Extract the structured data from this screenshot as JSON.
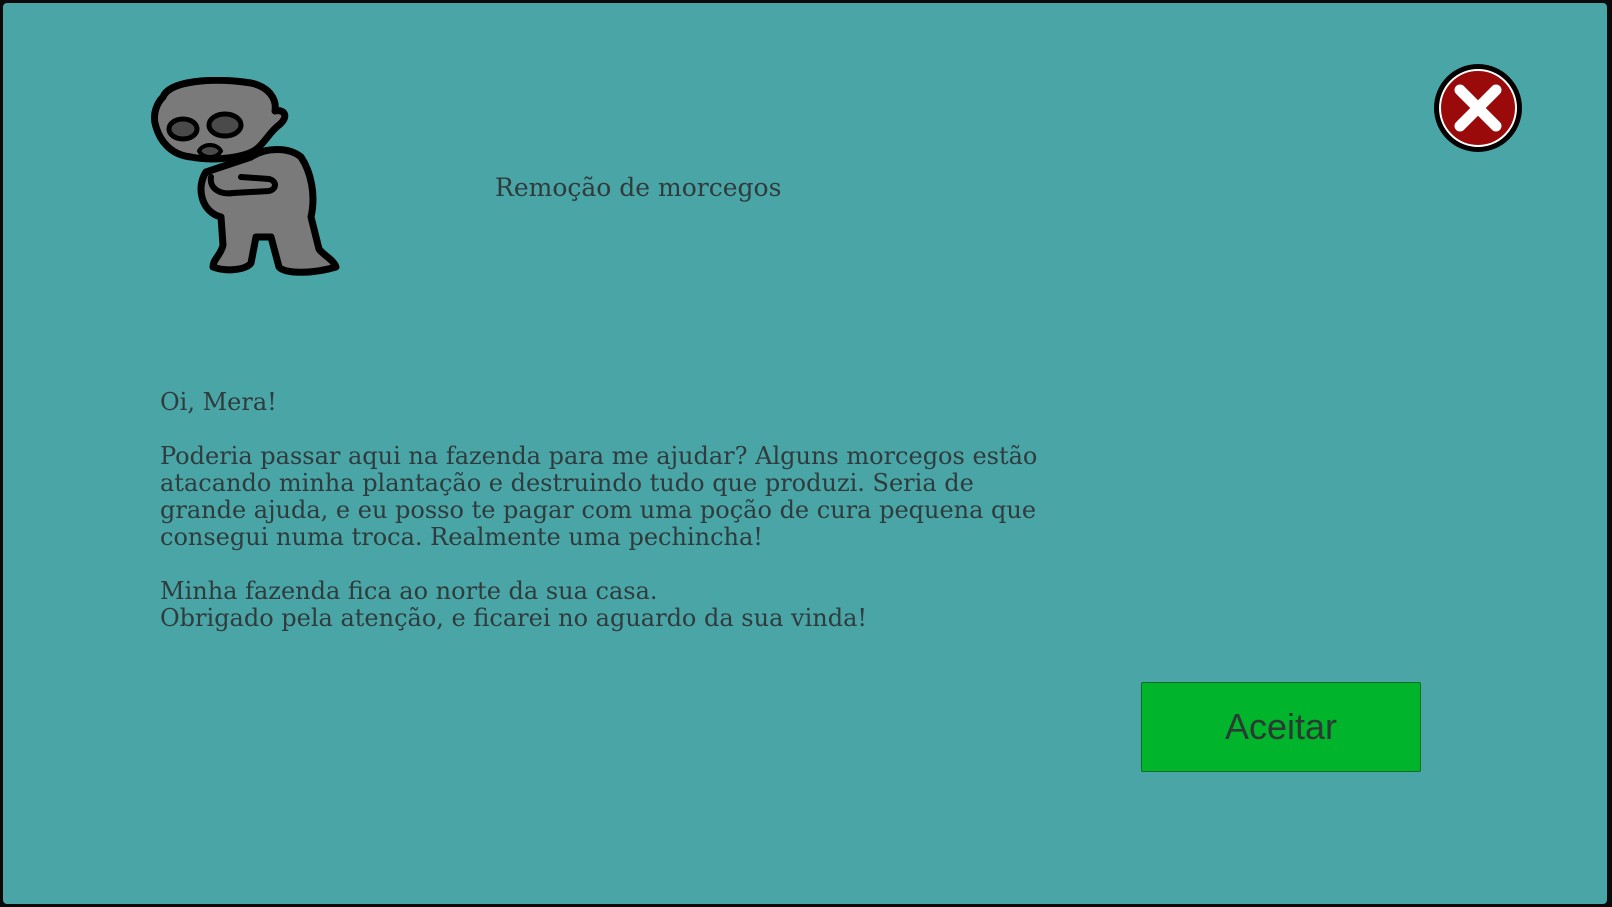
{
  "quest": {
    "title": "Remoção de morcegos",
    "greeting": "Oi, Mera!",
    "paragraph1": "Poderia passar aqui na fazenda para me ajudar? Alguns morcegos estão\natacando minha plantação e destruindo tudo que produzi. Seria de\ngrande ajuda, e eu posso te pagar com uma poção de cura pequena que\nconsegui numa troca. Realmente uma pechincha!",
    "paragraph2": "Minha fazenda fica ao norte da sua casa.\nObrigado pela atenção, e ficarei no aguardo da sua vinda!"
  },
  "buttons": {
    "accept_label": "Aceitar",
    "close_icon": "close-icon"
  },
  "portrait": {
    "icon": "npc-portrait-icon"
  },
  "colors": {
    "background": "#4aa5a6",
    "accept": "#00b52b",
    "close": "#9b0a0a",
    "text": "#2f3b3d"
  }
}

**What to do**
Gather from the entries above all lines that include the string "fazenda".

**Task output**
    "paragraph1": "Poderia passar aqui na fazenda para me ajudar? Alguns morcegos estão\natacando minha plantação e destruindo tudo que produzi. Seria de\ngrande ajuda, e eu posso te pagar com uma poção de cura pequena que\nconsegui numa troca. Realmente uma pechincha!",
    "paragraph2": "Minha fazenda fica ao norte da sua casa.\nObrigado pela atenção, e ficarei no aguardo da sua vinda!"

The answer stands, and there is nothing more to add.